What is needed is a verbatim copy of all the records.

Page and application data records
........

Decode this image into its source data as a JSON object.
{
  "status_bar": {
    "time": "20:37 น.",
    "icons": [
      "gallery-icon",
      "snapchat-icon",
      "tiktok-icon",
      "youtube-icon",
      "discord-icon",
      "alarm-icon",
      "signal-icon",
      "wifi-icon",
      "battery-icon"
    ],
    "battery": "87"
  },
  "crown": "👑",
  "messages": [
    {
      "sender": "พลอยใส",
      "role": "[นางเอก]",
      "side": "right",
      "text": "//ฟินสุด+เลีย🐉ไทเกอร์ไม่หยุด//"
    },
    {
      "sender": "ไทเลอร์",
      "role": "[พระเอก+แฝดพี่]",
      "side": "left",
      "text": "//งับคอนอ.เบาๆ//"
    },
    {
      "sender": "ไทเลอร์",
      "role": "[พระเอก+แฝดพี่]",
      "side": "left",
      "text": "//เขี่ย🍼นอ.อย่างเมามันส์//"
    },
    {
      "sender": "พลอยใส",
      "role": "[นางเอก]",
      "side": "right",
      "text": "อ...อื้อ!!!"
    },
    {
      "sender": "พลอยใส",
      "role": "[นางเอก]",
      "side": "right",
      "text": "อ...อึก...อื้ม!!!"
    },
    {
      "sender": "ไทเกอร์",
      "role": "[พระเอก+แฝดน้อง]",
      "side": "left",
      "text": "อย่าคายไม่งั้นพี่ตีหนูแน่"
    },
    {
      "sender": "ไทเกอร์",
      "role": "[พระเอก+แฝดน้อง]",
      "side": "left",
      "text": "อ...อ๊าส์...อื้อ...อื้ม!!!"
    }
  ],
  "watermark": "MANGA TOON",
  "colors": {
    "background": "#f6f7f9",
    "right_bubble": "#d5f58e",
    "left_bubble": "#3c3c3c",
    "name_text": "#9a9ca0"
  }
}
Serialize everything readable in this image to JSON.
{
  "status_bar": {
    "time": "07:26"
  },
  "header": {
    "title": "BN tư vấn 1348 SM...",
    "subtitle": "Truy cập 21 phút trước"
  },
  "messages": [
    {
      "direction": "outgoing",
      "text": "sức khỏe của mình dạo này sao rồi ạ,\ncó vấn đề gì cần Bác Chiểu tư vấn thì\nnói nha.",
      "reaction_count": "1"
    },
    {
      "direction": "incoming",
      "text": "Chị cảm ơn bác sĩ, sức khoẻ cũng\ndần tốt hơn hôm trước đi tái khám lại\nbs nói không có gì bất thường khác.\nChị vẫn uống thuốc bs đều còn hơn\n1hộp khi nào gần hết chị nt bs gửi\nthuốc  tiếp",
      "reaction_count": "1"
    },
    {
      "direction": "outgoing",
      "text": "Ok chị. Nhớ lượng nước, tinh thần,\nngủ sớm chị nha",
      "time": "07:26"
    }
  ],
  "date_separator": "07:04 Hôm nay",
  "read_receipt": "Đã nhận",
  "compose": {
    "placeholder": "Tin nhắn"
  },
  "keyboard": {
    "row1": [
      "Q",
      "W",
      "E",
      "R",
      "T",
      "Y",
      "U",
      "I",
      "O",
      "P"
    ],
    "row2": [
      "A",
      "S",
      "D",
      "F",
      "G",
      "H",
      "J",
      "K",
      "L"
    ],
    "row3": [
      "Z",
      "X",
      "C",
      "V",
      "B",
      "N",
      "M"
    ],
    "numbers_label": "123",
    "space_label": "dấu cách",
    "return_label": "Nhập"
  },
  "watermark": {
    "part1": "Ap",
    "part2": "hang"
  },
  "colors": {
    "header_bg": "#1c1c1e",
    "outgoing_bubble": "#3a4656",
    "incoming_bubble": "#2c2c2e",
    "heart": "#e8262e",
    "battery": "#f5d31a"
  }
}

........

#### [Task solution]
Decode this image into its source data as a JSON object.
{
  "status_bar": {
    "time": "20:37 น.",
    "icons": [
      "gallery-icon",
      "snapchat-icon",
      "tiktok-icon",
      "youtube-icon",
      "discord-icon",
      "alarm-icon",
      "signal-icon",
      "wifi-icon",
      "battery-icon"
    ],
    "battery": "87"
  },
  "crown": "👑",
  "messages": [
    {
      "sender": "พลอยใส",
      "role": "[นางเอก]",
      "side": "right",
      "text": "//ฟินสุด+เลีย🐉ไทเกอร์ไม่หยุด//"
    },
    {
      "sender": "ไทเลอร์",
      "role": "[พระเอก+แฝดพี่]",
      "side": "left",
      "text": "//งับคอนอ.เบาๆ//"
    },
    {
      "sender": "ไทเลอร์",
      "role": "[พระเอก+แฝดพี่]",
      "side": "left",
      "text": "//เขี่ย🍼นอ.อย่างเมามันส์//"
    },
    {
      "sender": "พลอยใส",
      "role": "[นางเอก]",
      "side": "right",
      "text": "อ...อื้อ!!!"
    },
    {
      "sender": "พลอยใส",
      "role": "[นางเอก]",
      "side": "right",
      "text": "อ...อึก...อื้ม!!!"
    },
    {
      "sender": "ไทเกอร์",
      "role": "[พระเอก+แฝดน้อง]",
      "side": "left",
      "text": "อย่าคายไม่งั้นพี่ตีหนูแน่"
    },
    {
      "sender": "ไทเกอร์",
      "role": "[พระเอก+แฝดน้อง]",
      "side": "left",
      "text": "อ...อ๊าส์...อื้อ...อื้ม!!!"
    }
  ],
  "watermark": "MANGA TOON",
  "colors": {
    "background": "#f6f7f9",
    "right_bubble": "#d5f58e",
    "left_bubble": "#3c3c3c",
    "name_text": "#9a9ca0"
  }
}
Serialize everything readable in this image to JSON.
{
  "status_bar": {
    "time": "07:26"
  },
  "header": {
    "title": "BN tư vấn 1348 SM...",
    "subtitle": "Truy cập 21 phút trước"
  },
  "messages": [
    {
      "direction": "outgoing",
      "text": "sức khỏe của mình dạo này sao rồi ạ,\ncó vấn đề gì cần Bác Chiểu tư vấn thì\nnói nha.",
      "reaction_count": "1"
    },
    {
      "direction": "incoming",
      "text": "Chị cảm ơn bác sĩ, sức khoẻ cũng\ndần tốt hơn hôm trước đi tái khám lại\nbs nói không có gì bất thường khác.\nChị vẫn uống thuốc bs đều còn hơn\n1hộp khi nào gần hết chị nt bs gửi\nthuốc  tiếp",
      "reaction_count": "1"
    },
    {
      "direction": "outgoing",
      "text": "Ok chị. Nhớ lượng nước, tinh thần,\nngủ sớm chị nha",
      "time": "07:26"
    }
  ],
  "date_separator": "07:04 Hôm nay",
  "read_receipt": "Đã nhận",
  "compose": {
    "placeholder": "Tin nhắn"
  },
  "keyboard": {
    "row1": [
      "Q",
      "W",
      "E",
      "R",
      "T",
      "Y",
      "U",
      "I",
      "O",
      "P"
    ],
    "row2": [
      "A",
      "S",
      "D",
      "F",
      "G",
      "H",
      "J",
      "K",
      "L"
    ],
    "row3": [
      "Z",
      "X",
      "C",
      "V",
      "B",
      "N",
      "M"
    ],
    "numbers_label": "123",
    "space_label": "dấu cách",
    "return_label": "Nhập"
  },
  "watermark": {
    "part1": "Ap",
    "part2": "hang"
  },
  "colors": {
    "header_bg": "#1c1c1e",
    "outgoing_bubble": "#3a4656",
    "incoming_bubble": "#2c2c2e",
    "heart": "#e8262e",
    "battery": "#f5d31a"
  }
}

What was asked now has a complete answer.